(GIVEN INFORMATION):
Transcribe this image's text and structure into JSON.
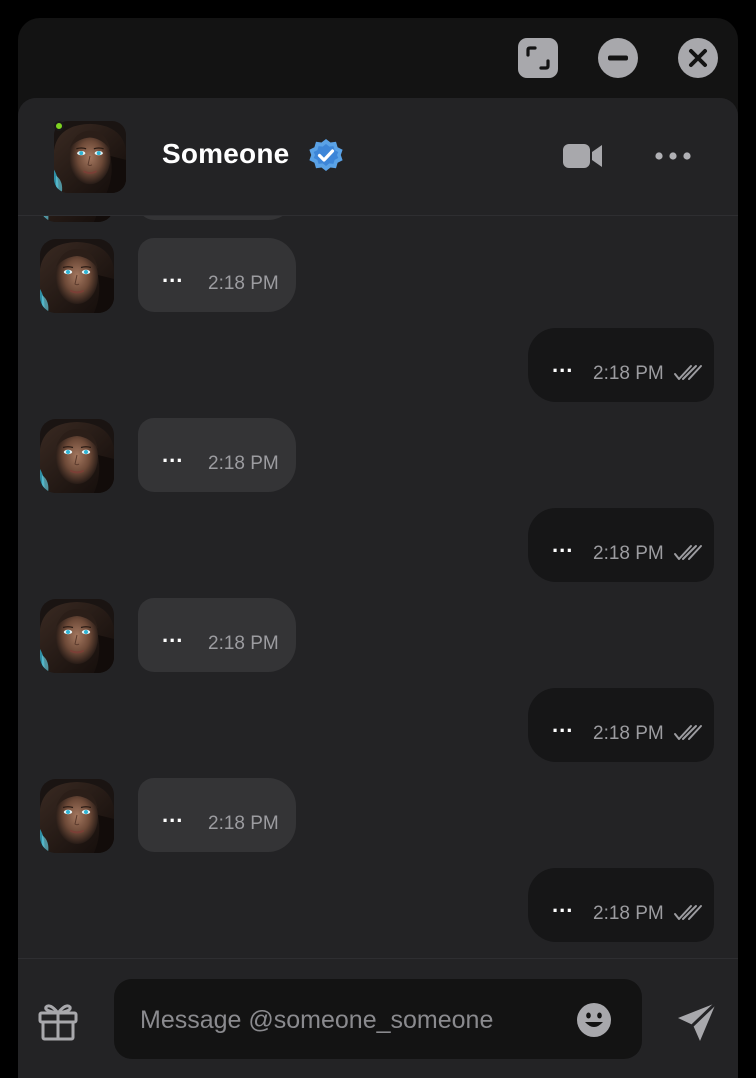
{
  "window": {
    "controls": [
      "expand-icon",
      "minimize-icon",
      "close-icon"
    ]
  },
  "header": {
    "name": "Someone",
    "online": true,
    "verified": true,
    "icons": [
      "video-camera-icon",
      "more-horizontal-icon"
    ]
  },
  "messages": [
    {
      "dir": "in",
      "text": "...",
      "time": "2:18 PM"
    },
    {
      "dir": "out",
      "text": "...",
      "time": "2:18 PM",
      "read": true
    },
    {
      "dir": "in",
      "text": "...",
      "time": "2:18 PM"
    },
    {
      "dir": "out",
      "text": "...",
      "time": "2:18 PM",
      "read": true
    },
    {
      "dir": "in",
      "text": "...",
      "time": "2:18 PM"
    },
    {
      "dir": "out",
      "text": "...",
      "time": "2:18 PM",
      "read": true
    },
    {
      "dir": "in",
      "text": "...",
      "time": "2:18 PM"
    },
    {
      "dir": "out",
      "text": "...",
      "time": "2:18 PM",
      "read": true
    }
  ],
  "composer": {
    "placeholder": "Message @someone_someone",
    "value": "",
    "icons": [
      "gift-icon",
      "emoji-icon",
      "send-icon"
    ]
  },
  "colors": {
    "background": "#131313",
    "chat_panel": "#232325",
    "incoming_bubble": "#343436",
    "outgoing_bubble": "#161617",
    "online": "#7ed321",
    "verified": "#4a90e2"
  }
}
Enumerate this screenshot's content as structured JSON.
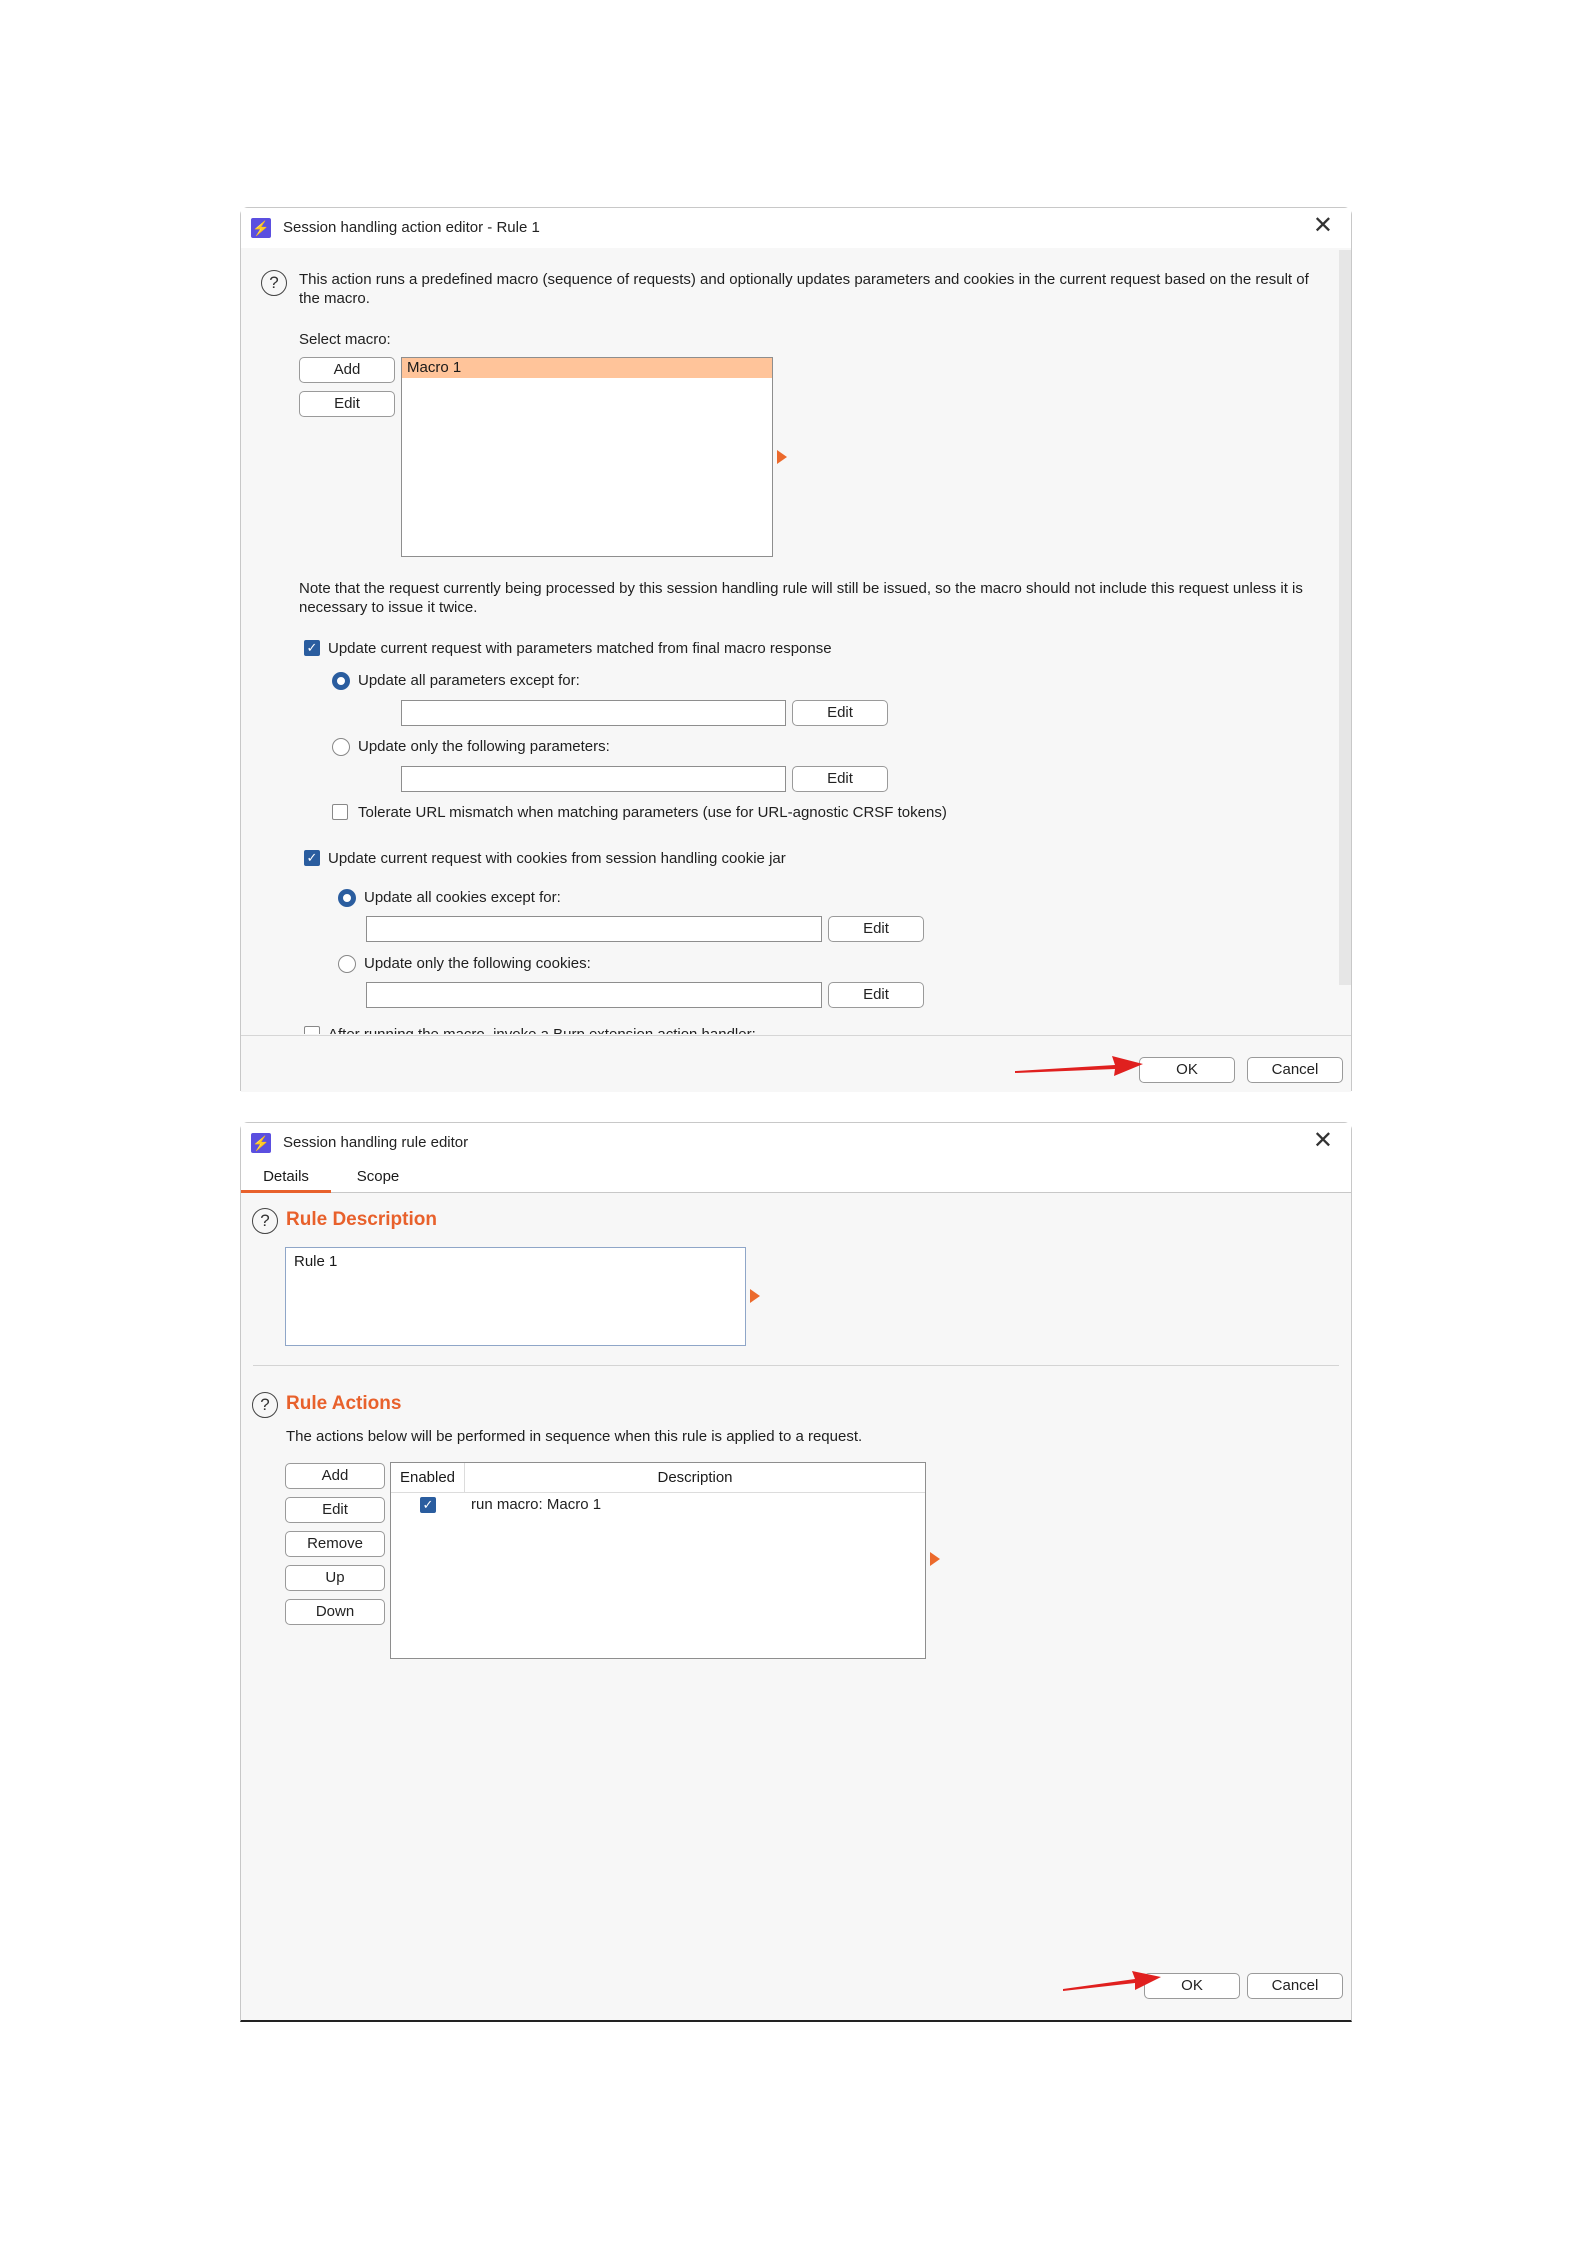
{
  "action_editor": {
    "title": "Session handling action editor - Rule 1",
    "intro": "This action runs a predefined macro (sequence of requests) and optionally updates parameters and cookies in the current request based on the result of the macro.",
    "select_macro_label": "Select macro:",
    "add_label": "Add",
    "edit_label": "Edit",
    "macros": [
      "Macro 1"
    ],
    "note": "Note that the request currently being processed by this session handling rule will still be issued, so the macro should not include this request unless it is necessary to issue it twice.",
    "params_checkbox": "Update current request with parameters matched from final macro response",
    "params_all_radio": "Update all parameters except for:",
    "params_only_radio": "Update only the following parameters:",
    "tolerate_checkbox": "Tolerate URL mismatch when matching parameters (use for URL-agnostic CRSF tokens)",
    "cookies_checkbox": "Update current request with cookies from session handling cookie jar",
    "cookies_all_radio": "Update all cookies except for:",
    "cookies_only_radio": "Update only the following cookies:",
    "extension_checkbox": "After running the macro, invoke a Burp extension action handler:",
    "ok_label": "OK",
    "cancel_label": "Cancel"
  },
  "rule_editor": {
    "title": "Session handling rule editor",
    "tabs": [
      "Details",
      "Scope"
    ],
    "rule_description_heading": "Rule Description",
    "rule_description_value": "Rule 1",
    "rule_actions_heading": "Rule Actions",
    "rule_actions_text": "The actions below will be performed in sequence when this rule is applied to a request.",
    "buttons": [
      "Add",
      "Edit",
      "Remove",
      "Up",
      "Down"
    ],
    "table_headers": [
      "Enabled",
      "Description"
    ],
    "rows": [
      {
        "enabled": true,
        "description": "run macro: Macro 1"
      }
    ],
    "ok_label": "OK",
    "cancel_label": "Cancel"
  },
  "colors": {
    "accent_orange": "#e8612c",
    "selection": "#ffc49a",
    "checkbox_blue": "#2a5d9f",
    "app_icon": "#5b4fe0",
    "annotation_arrow": "#e0201f"
  }
}
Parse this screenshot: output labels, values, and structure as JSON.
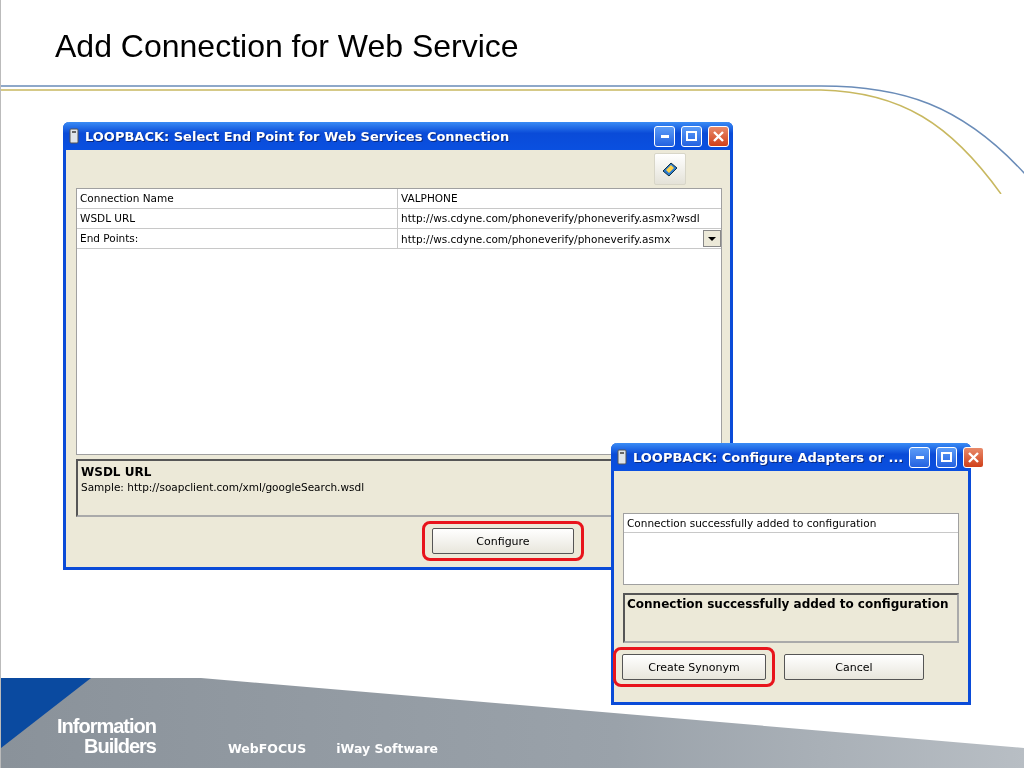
{
  "slide": {
    "title": "Add Connection for Web Service"
  },
  "main_window": {
    "title": "LOOPBACK: Select End Point for Web Services Connection",
    "properties": [
      {
        "label": "Connection Name",
        "value": "VALPHONE",
        "kind": "text"
      },
      {
        "label": "WSDL URL",
        "value": "http://ws.cdyne.com/phoneverify/phoneverify.asmx?wsdl",
        "kind": "text"
      },
      {
        "label": "End Points:",
        "value": "http://ws.cdyne.com/phoneverify/phoneverify.asmx",
        "kind": "dropdown"
      }
    ],
    "help": {
      "title": "WSDL URL",
      "text": "Sample: http://soapclient.com/xml/googleSearch.wsdl"
    },
    "buttons": [
      {
        "label": "Configure",
        "highlighted": true
      }
    ]
  },
  "dialog": {
    "title": "LOOPBACK: Configure Adapters or ...",
    "messages": [
      "Connection successfully added to configuration"
    ],
    "status": "Connection successfully added to configuration",
    "buttons": [
      {
        "label": "Create Synonym",
        "highlighted": true
      },
      {
        "label": "Cancel",
        "highlighted": false
      }
    ]
  },
  "footer": {
    "logo_lines": [
      "Information",
      "Builders"
    ],
    "links": [
      "WebFOCUS",
      "iWay Software"
    ]
  }
}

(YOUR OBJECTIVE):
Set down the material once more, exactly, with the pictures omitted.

(FINISHED EXERCISE):
Transcribe this image's text and structure into JSON.
{
  "window": {
    "controls": [
      "expand-icon",
      "minimize-icon",
      "close-icon"
    ]
  },
  "header": {
    "name": "Someone",
    "online": true,
    "verified": true,
    "icons": [
      "video-camera-icon",
      "more-horizontal-icon"
    ]
  },
  "messages": [
    {
      "dir": "in",
      "text": "...",
      "time": "2:18 PM"
    },
    {
      "dir": "out",
      "text": "...",
      "time": "2:18 PM",
      "read": true
    },
    {
      "dir": "in",
      "text": "...",
      "time": "2:18 PM"
    },
    {
      "dir": "out",
      "text": "...",
      "time": "2:18 PM",
      "read": true
    },
    {
      "dir": "in",
      "text": "...",
      "time": "2:18 PM"
    },
    {
      "dir": "out",
      "text": "...",
      "time": "2:18 PM",
      "read": true
    },
    {
      "dir": "in",
      "text": "...",
      "time": "2:18 PM"
    },
    {
      "dir": "out",
      "text": "...",
      "time": "2:18 PM",
      "read": true
    }
  ],
  "composer": {
    "placeholder": "Message @someone_someone",
    "value": "",
    "icons": [
      "gift-icon",
      "emoji-icon",
      "send-icon"
    ]
  },
  "colors": {
    "background": "#131313",
    "chat_panel": "#232325",
    "incoming_bubble": "#343436",
    "outgoing_bubble": "#161617",
    "online": "#7ed321",
    "verified": "#4a90e2"
  }
}
Enumerate this screenshot's content as structured JSON.
{
  "action_editor": {
    "title": "Session handling action editor - Rule 1",
    "intro": "This action runs a predefined macro (sequence of requests) and optionally updates parameters and cookies in the current request based on the result of the macro.",
    "select_macro_label": "Select macro:",
    "add_label": "Add",
    "edit_label": "Edit",
    "macros": [
      "Macro 1"
    ],
    "note": "Note that the request currently being processed by this session handling rule will still be issued, so the macro should not include this request unless it is necessary to issue it twice.",
    "params_checkbox": "Update current request with parameters matched from final macro response",
    "params_all_radio": "Update all parameters except for:",
    "params_only_radio": "Update only the following parameters:",
    "tolerate_checkbox": "Tolerate URL mismatch when matching parameters (use for URL-agnostic CRSF tokens)",
    "cookies_checkbox": "Update current request with cookies from session handling cookie jar",
    "cookies_all_radio": "Update all cookies except for:",
    "cookies_only_radio": "Update only the following cookies:",
    "extension_checkbox": "After running the macro, invoke a Burp extension action handler:",
    "ok_label": "OK",
    "cancel_label": "Cancel"
  },
  "rule_editor": {
    "title": "Session handling rule editor",
    "tabs": [
      "Details",
      "Scope"
    ],
    "rule_description_heading": "Rule Description",
    "rule_description_value": "Rule 1",
    "rule_actions_heading": "Rule Actions",
    "rule_actions_text": "The actions below will be performed in sequence when this rule is applied to a request.",
    "buttons": [
      "Add",
      "Edit",
      "Remove",
      "Up",
      "Down"
    ],
    "table_headers": [
      "Enabled",
      "Description"
    ],
    "rows": [
      {
        "enabled": true,
        "description": "run macro: Macro 1"
      }
    ],
    "ok_label": "OK",
    "cancel_label": "Cancel"
  },
  "colors": {
    "accent_orange": "#e8612c",
    "selection": "#ffc49a",
    "checkbox_blue": "#2a5d9f",
    "app_icon": "#5b4fe0",
    "annotation_arrow": "#e0201f"
  }
}
Parse this screenshot: output labels, values, and structure as JSON.
{
  "slide": {
    "title": "Add Connection for Web Service"
  },
  "main_window": {
    "title": "LOOPBACK: Select End Point for Web Services Connection",
    "properties": [
      {
        "label": "Connection Name",
        "value": "VALPHONE",
        "kind": "text"
      },
      {
        "label": "WSDL URL",
        "value": "http://ws.cdyne.com/phoneverify/phoneverify.asmx?wsdl",
        "kind": "text"
      },
      {
        "label": "End Points:",
        "value": "http://ws.cdyne.com/phoneverify/phoneverify.asmx",
        "kind": "dropdown"
      }
    ],
    "help": {
      "title": "WSDL URL",
      "text": "Sample: http://soapclient.com/xml/googleSearch.wsdl"
    },
    "buttons": [
      {
        "label": "Configure",
        "highlighted": true
      }
    ]
  },
  "dialog": {
    "title": "LOOPBACK: Configure Adapters or ...",
    "messages": [
      "Connection successfully added to configuration"
    ],
    "status": "Connection successfully added to configuration",
    "buttons": [
      {
        "label": "Create Synonym",
        "highlighted": true
      },
      {
        "label": "Cancel",
        "highlighted": false
      }
    ]
  },
  "footer": {
    "logo_lines": [
      "Information",
      "Builders"
    ],
    "links": [
      "WebFOCUS",
      "iWay Software"
    ]
  }
}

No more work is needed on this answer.